(Input for this task):
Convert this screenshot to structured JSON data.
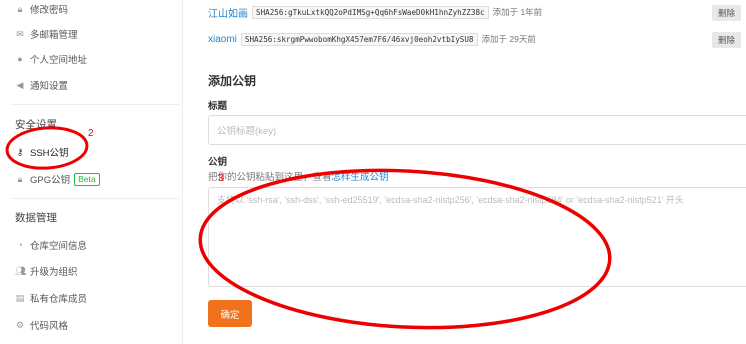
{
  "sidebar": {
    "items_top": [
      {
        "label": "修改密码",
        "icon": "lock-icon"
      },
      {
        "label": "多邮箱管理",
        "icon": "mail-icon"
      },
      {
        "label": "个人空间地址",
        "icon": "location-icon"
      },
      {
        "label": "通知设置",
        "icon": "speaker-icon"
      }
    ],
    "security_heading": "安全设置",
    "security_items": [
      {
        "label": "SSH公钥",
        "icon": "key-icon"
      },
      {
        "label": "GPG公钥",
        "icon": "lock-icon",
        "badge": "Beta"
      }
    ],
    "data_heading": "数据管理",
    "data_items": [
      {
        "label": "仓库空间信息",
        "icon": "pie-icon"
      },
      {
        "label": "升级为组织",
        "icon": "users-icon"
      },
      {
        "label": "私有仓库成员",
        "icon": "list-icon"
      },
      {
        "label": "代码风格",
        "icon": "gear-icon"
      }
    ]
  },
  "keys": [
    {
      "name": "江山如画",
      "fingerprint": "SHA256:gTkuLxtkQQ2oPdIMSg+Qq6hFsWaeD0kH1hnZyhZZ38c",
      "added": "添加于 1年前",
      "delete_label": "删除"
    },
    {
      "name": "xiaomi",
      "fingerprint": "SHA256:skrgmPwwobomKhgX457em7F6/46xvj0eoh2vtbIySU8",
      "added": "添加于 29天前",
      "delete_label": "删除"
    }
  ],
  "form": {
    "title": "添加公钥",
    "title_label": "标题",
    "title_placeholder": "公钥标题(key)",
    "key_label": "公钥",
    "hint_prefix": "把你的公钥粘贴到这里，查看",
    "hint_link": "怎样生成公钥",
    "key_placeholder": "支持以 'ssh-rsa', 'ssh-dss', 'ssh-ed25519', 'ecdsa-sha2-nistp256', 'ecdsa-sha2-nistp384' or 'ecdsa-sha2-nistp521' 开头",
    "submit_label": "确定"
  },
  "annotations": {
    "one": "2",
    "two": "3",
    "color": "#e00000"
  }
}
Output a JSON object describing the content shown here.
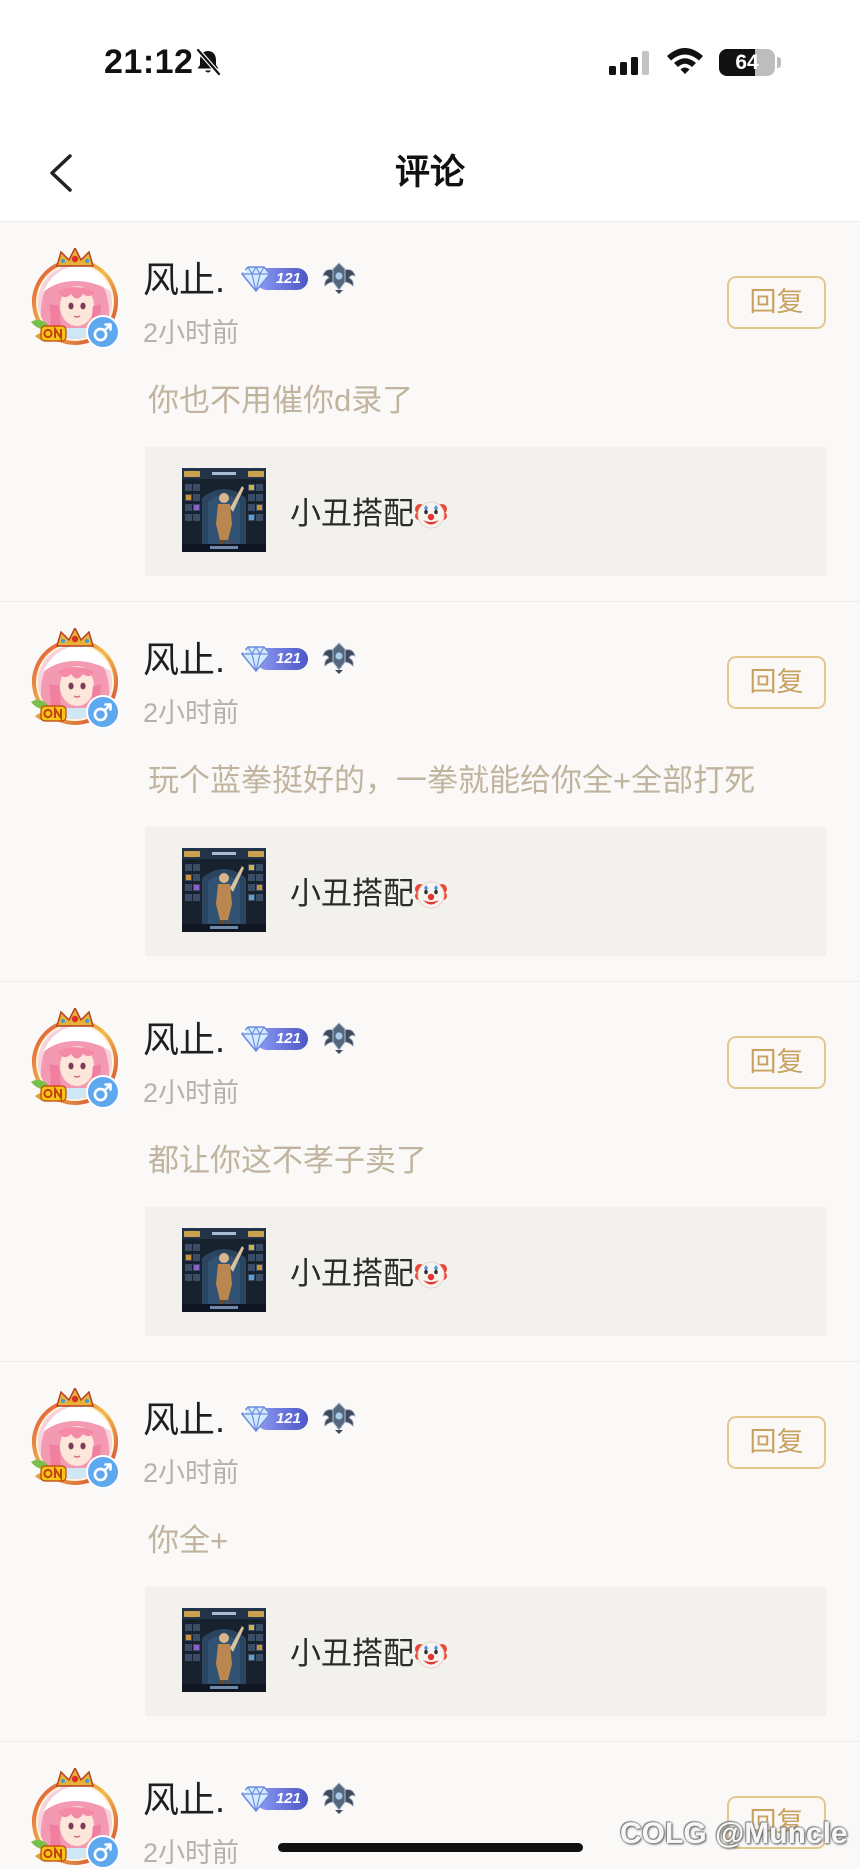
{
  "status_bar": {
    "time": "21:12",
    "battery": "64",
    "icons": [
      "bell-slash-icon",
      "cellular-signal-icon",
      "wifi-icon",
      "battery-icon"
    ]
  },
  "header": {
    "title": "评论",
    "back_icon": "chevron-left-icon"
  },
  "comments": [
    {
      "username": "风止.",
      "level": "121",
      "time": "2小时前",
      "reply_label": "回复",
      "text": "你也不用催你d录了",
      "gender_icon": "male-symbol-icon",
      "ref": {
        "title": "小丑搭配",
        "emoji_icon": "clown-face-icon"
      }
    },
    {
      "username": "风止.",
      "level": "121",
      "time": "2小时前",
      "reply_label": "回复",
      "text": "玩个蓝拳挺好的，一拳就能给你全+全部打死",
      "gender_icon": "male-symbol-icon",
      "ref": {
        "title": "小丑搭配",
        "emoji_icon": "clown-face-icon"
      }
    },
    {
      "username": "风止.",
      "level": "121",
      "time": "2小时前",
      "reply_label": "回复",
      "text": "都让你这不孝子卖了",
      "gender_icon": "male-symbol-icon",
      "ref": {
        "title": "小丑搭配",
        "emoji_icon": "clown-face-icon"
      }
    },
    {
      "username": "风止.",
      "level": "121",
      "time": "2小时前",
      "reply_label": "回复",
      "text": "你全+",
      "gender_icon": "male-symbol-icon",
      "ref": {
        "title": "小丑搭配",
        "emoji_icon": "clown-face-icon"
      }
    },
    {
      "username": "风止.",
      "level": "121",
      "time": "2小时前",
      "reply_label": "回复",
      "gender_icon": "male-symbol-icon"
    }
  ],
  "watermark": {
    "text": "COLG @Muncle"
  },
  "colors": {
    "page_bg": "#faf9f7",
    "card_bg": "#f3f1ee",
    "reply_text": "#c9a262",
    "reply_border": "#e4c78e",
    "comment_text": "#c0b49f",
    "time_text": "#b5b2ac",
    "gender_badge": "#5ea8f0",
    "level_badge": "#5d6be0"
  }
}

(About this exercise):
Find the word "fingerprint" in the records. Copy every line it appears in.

(Written response):
      "fingerprint": "SHA256:gTkuLxtkQQ2oPdIMSg+Qq6hFsWaeD0kH1hnZyhZZ38c",
      "fingerprint": "SHA256:skrgmPwwobomKhgX457em7F6/46xvj0eoh2vtbIySU8",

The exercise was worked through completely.